**What the exercise asks:**
Check each line below for "JSON" and give the count of those that have it, nothing else.

===== Data to process =====

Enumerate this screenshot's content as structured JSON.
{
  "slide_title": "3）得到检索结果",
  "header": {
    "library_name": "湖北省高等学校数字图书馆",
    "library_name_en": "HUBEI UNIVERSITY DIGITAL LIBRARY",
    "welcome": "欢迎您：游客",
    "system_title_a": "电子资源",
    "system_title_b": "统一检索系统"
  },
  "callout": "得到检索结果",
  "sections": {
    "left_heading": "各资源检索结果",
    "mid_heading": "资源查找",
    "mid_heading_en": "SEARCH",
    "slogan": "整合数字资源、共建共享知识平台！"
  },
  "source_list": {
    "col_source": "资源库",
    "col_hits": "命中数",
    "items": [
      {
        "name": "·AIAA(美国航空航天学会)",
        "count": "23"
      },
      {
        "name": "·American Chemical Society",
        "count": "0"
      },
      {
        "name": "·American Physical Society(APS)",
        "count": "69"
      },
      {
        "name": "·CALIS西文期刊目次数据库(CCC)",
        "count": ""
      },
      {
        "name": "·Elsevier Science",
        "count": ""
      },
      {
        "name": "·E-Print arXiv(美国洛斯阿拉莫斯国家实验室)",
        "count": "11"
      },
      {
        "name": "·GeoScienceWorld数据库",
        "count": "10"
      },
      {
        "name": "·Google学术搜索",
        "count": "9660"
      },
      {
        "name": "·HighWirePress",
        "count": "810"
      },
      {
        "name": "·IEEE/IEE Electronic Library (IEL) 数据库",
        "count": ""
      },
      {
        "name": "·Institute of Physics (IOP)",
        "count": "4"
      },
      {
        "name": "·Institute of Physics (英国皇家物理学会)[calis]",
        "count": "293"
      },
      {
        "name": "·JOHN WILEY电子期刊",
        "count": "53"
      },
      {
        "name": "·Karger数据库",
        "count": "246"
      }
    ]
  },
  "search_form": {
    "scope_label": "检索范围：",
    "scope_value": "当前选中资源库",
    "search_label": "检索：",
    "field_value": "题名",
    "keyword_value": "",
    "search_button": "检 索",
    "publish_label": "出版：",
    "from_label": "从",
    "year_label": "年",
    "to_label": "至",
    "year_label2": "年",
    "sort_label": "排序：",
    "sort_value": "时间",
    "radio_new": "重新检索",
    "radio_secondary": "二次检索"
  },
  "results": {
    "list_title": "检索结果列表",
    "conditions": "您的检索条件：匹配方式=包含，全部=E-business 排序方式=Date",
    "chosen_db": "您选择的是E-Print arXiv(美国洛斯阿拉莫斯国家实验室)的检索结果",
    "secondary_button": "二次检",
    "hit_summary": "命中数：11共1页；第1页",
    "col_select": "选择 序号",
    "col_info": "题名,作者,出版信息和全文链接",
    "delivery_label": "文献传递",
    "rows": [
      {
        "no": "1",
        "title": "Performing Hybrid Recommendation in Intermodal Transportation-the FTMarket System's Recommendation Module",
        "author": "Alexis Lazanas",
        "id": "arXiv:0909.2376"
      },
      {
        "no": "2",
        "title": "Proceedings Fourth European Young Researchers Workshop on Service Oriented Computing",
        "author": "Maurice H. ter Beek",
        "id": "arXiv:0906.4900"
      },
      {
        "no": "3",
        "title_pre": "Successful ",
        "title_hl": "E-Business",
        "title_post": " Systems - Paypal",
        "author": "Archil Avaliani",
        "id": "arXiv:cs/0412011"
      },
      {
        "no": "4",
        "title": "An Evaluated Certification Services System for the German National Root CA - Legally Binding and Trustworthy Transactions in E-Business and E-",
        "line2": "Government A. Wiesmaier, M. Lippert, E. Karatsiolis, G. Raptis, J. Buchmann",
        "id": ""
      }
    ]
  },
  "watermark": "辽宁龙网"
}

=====
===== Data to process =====

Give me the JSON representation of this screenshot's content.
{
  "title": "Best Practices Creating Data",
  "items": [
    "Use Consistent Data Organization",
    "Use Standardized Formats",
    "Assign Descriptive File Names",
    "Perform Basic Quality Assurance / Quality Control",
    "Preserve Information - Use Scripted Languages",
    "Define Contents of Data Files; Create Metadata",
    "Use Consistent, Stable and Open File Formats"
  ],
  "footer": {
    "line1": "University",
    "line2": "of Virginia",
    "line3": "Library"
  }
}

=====

**Answer for this exercise:**
2